WHAT IS NEEDED
Retype the records below exactly as they appear.

· · · · ·

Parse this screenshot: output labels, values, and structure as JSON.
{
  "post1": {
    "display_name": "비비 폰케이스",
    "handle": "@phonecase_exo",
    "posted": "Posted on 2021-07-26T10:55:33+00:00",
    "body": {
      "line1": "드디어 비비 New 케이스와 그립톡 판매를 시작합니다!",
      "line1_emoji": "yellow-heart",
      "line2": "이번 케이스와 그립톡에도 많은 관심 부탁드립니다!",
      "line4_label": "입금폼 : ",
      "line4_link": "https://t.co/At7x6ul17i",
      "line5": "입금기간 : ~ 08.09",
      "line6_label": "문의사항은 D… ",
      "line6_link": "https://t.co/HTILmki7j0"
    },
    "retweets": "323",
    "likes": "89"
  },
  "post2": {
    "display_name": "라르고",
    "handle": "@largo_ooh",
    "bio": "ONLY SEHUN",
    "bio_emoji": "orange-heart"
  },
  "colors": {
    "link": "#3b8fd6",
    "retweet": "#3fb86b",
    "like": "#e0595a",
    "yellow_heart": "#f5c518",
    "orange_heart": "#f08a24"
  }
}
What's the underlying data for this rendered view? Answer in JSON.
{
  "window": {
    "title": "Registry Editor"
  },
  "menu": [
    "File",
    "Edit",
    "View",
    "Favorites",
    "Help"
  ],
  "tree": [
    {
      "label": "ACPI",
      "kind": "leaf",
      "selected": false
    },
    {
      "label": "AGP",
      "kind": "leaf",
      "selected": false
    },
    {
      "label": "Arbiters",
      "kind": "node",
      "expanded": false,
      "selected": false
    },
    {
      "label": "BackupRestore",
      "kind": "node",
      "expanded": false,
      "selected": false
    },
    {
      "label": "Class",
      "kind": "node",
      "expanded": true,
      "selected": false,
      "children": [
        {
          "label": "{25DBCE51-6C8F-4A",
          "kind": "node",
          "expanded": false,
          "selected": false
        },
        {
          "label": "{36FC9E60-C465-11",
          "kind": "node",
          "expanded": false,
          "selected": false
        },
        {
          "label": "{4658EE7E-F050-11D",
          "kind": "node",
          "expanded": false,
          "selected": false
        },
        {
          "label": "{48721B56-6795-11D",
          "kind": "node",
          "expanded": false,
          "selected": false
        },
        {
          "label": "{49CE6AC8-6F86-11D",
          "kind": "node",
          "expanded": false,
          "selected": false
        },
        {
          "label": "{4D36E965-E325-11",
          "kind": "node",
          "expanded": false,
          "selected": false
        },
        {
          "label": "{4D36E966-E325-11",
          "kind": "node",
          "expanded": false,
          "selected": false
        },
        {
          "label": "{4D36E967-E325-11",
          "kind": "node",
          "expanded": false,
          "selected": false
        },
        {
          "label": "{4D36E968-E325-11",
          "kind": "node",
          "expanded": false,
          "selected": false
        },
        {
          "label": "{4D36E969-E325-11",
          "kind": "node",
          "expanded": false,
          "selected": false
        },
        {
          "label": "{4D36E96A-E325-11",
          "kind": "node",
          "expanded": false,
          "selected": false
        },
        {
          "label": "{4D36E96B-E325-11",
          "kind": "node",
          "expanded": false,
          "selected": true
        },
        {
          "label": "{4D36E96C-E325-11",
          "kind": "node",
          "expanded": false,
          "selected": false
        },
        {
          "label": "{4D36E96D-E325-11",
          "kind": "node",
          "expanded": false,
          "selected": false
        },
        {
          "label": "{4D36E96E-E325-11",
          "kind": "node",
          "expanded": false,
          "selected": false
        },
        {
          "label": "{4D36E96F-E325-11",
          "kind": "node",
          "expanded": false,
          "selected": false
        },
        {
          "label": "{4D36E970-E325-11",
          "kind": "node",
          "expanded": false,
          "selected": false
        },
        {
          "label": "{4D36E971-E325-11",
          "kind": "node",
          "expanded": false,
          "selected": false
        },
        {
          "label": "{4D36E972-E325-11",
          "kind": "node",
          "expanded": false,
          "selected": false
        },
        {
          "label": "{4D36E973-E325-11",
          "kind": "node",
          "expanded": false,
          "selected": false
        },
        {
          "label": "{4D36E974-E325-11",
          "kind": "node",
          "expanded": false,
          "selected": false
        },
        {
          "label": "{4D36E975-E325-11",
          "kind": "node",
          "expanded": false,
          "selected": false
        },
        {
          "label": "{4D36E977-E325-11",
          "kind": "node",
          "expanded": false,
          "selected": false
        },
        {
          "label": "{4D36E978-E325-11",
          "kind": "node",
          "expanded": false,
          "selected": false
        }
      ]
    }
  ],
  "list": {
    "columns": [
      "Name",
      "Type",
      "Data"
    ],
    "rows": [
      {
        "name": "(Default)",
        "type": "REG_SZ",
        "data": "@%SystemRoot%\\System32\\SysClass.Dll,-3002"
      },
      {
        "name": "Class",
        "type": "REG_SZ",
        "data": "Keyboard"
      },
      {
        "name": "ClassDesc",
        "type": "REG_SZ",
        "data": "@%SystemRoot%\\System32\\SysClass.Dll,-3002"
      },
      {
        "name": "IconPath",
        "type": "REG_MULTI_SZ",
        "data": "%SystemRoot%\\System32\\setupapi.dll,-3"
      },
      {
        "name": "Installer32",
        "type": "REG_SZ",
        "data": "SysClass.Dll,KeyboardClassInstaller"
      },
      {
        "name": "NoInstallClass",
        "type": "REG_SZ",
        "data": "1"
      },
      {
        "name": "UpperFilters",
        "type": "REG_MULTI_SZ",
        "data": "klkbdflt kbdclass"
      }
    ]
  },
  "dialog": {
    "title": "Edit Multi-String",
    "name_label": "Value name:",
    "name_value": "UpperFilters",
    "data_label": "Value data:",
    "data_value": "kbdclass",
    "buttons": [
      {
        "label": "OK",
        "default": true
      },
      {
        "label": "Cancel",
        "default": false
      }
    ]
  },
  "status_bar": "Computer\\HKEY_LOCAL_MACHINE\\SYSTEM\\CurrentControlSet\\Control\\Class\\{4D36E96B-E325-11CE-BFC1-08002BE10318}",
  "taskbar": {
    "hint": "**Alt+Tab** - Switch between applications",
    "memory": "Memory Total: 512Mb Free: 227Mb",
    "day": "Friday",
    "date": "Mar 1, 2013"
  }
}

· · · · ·

WRITTEN SOLUTION
Parse this screenshot: output labels, values, and structure as JSON.
{
  "post1": {
    "display_name": "비비 폰케이스",
    "handle": "@phonecase_exo",
    "posted": "Posted on 2021-07-26T10:55:33+00:00",
    "body": {
      "line1": "드디어 비비 New 케이스와 그립톡 판매를 시작합니다!",
      "line1_emoji": "yellow-heart",
      "line2": "이번 케이스와 그립톡에도 많은 관심 부탁드립니다!",
      "line4_label": "입금폼 : ",
      "line4_link": "https://t.co/At7x6ul17i",
      "line5": "입금기간 : ~ 08.09",
      "line6_label": "문의사항은 D… ",
      "line6_link": "https://t.co/HTILmki7j0"
    },
    "retweets": "323",
    "likes": "89"
  },
  "post2": {
    "display_name": "라르고",
    "handle": "@largo_ooh",
    "bio": "ONLY SEHUN",
    "bio_emoji": "orange-heart"
  },
  "colors": {
    "link": "#3b8fd6",
    "retweet": "#3fb86b",
    "like": "#e0595a",
    "yellow_heart": "#f5c518",
    "orange_heart": "#f08a24"
  }
}
What's the underlying data for this rendered view? Answer in JSON.
{
  "window": {
    "title": "Registry Editor"
  },
  "menu": [
    "File",
    "Edit",
    "View",
    "Favorites",
    "Help"
  ],
  "tree": [
    {
      "label": "ACPI",
      "kind": "leaf",
      "selected": false
    },
    {
      "label": "AGP",
      "kind": "leaf",
      "selected": false
    },
    {
      "label": "Arbiters",
      "kind": "node",
      "expanded": false,
      "selected": false
    },
    {
      "label": "BackupRestore",
      "kind": "node",
      "expanded": false,
      "selected": false
    },
    {
      "label": "Class",
      "kind": "node",
      "expanded": true,
      "selected": false,
      "children": [
        {
          "label": "{25DBCE51-6C8F-4A",
          "kind": "node",
          "expanded": false,
          "selected": false
        },
        {
          "label": "{36FC9E60-C465-11",
          "kind": "node",
          "expanded": false,
          "selected": false
        },
        {
          "label": "{4658EE7E-F050-11D",
          "kind": "node",
          "expanded": false,
          "selected": false
        },
        {
          "label": "{48721B56-6795-11D",
          "kind": "node",
          "expanded": false,
          "selected": false
        },
        {
          "label": "{49CE6AC8-6F86-11D",
          "kind": "node",
          "expanded": false,
          "selected": false
        },
        {
          "label": "{4D36E965-E325-11",
          "kind": "node",
          "expanded": false,
          "selected": false
        },
        {
          "label": "{4D36E966-E325-11",
          "kind": "node",
          "expanded": false,
          "selected": false
        },
        {
          "label": "{4D36E967-E325-11",
          "kind": "node",
          "expanded": false,
          "selected": false
        },
        {
          "label": "{4D36E968-E325-11",
          "kind": "node",
          "expanded": false,
          "selected": false
        },
        {
          "label": "{4D36E969-E325-11",
          "kind": "node",
          "expanded": false,
          "selected": false
        },
        {
          "label": "{4D36E96A-E325-11",
          "kind": "node",
          "expanded": false,
          "selected": false
        },
        {
          "label": "{4D36E96B-E325-11",
          "kind": "node",
          "expanded": false,
          "selected": true
        },
        {
          "label": "{4D36E96C-E325-11",
          "kind": "node",
          "expanded": false,
          "selected": false
        },
        {
          "label": "{4D36E96D-E325-11",
          "kind": "node",
          "expanded": false,
          "selected": false
        },
        {
          "label": "{4D36E96E-E325-11",
          "kind": "node",
          "expanded": false,
          "selected": false
        },
        {
          "label": "{4D36E96F-E325-11",
          "kind": "node",
          "expanded": false,
          "selected": false
        },
        {
          "label": "{4D36E970-E325-11",
          "kind": "node",
          "expanded": false,
          "selected": false
        },
        {
          "label": "{4D36E971-E325-11",
          "kind": "node",
          "expanded": false,
          "selected": false
        },
        {
          "label": "{4D36E972-E325-11",
          "kind": "node",
          "expanded": false,
          "selected": false
        },
        {
          "label": "{4D36E973-E325-11",
          "kind": "node",
          "expanded": false,
          "selected": false
        },
        {
          "label": "{4D36E974-E325-11",
          "kind": "node",
          "expanded": false,
          "selected": false
        },
        {
          "label": "{4D36E975-E325-11",
          "kind": "node",
          "expanded": false,
          "selected": false
        },
        {
          "label": "{4D36E977-E325-11",
          "kind": "node",
          "expanded": false,
          "selected": false
        },
        {
          "label": "{4D36E978-E325-11",
          "kind": "node",
          "expanded": false,
          "selected": false
        }
      ]
    }
  ],
  "list": {
    "columns": [
      "Name",
      "Type",
      "Data"
    ],
    "rows": [
      {
        "name": "(Default)",
        "type": "REG_SZ",
        "data": "@%SystemRoot%\\System32\\SysClass.Dll,-3002"
      },
      {
        "name": "Class",
        "type": "REG_SZ",
        "data": "Keyboard"
      },
      {
        "name": "ClassDesc",
        "type": "REG_SZ",
        "data": "@%SystemRoot%\\System32\\SysClass.Dll,-3002"
      },
      {
        "name": "IconPath",
        "type": "REG_MULTI_SZ",
        "data": "%SystemRoot%\\System32\\setupapi.dll,-3"
      },
      {
        "name": "Installer32",
        "type": "REG_SZ",
        "data": "SysClass.Dll,KeyboardClassInstaller"
      },
      {
        "name": "NoInstallClass",
        "type": "REG_SZ",
        "data": "1"
      },
      {
        "name": "UpperFilters",
        "type": "REG_MULTI_SZ",
        "data": "klkbdflt kbdclass"
      }
    ]
  },
  "dialog": {
    "title": "Edit Multi-String",
    "name_label": "Value name:",
    "name_value": "UpperFilters",
    "data_label": "Value data:",
    "data_value": "kbdclass",
    "buttons": [
      {
        "label": "OK",
        "default": true
      },
      {
        "label": "Cancel",
        "default": false
      }
    ]
  },
  "status_bar": "Computer\\HKEY_LOCAL_MACHINE\\SYSTEM\\CurrentControlSet\\Control\\Class\\{4D36E96B-E325-11CE-BFC1-08002BE10318}",
  "taskbar": {
    "hint": "**Alt+Tab** - Switch between applications",
    "memory": "Memory Total: 512Mb Free: 227Mb",
    "day": "Friday",
    "date": "Mar 1, 2013"
  }
}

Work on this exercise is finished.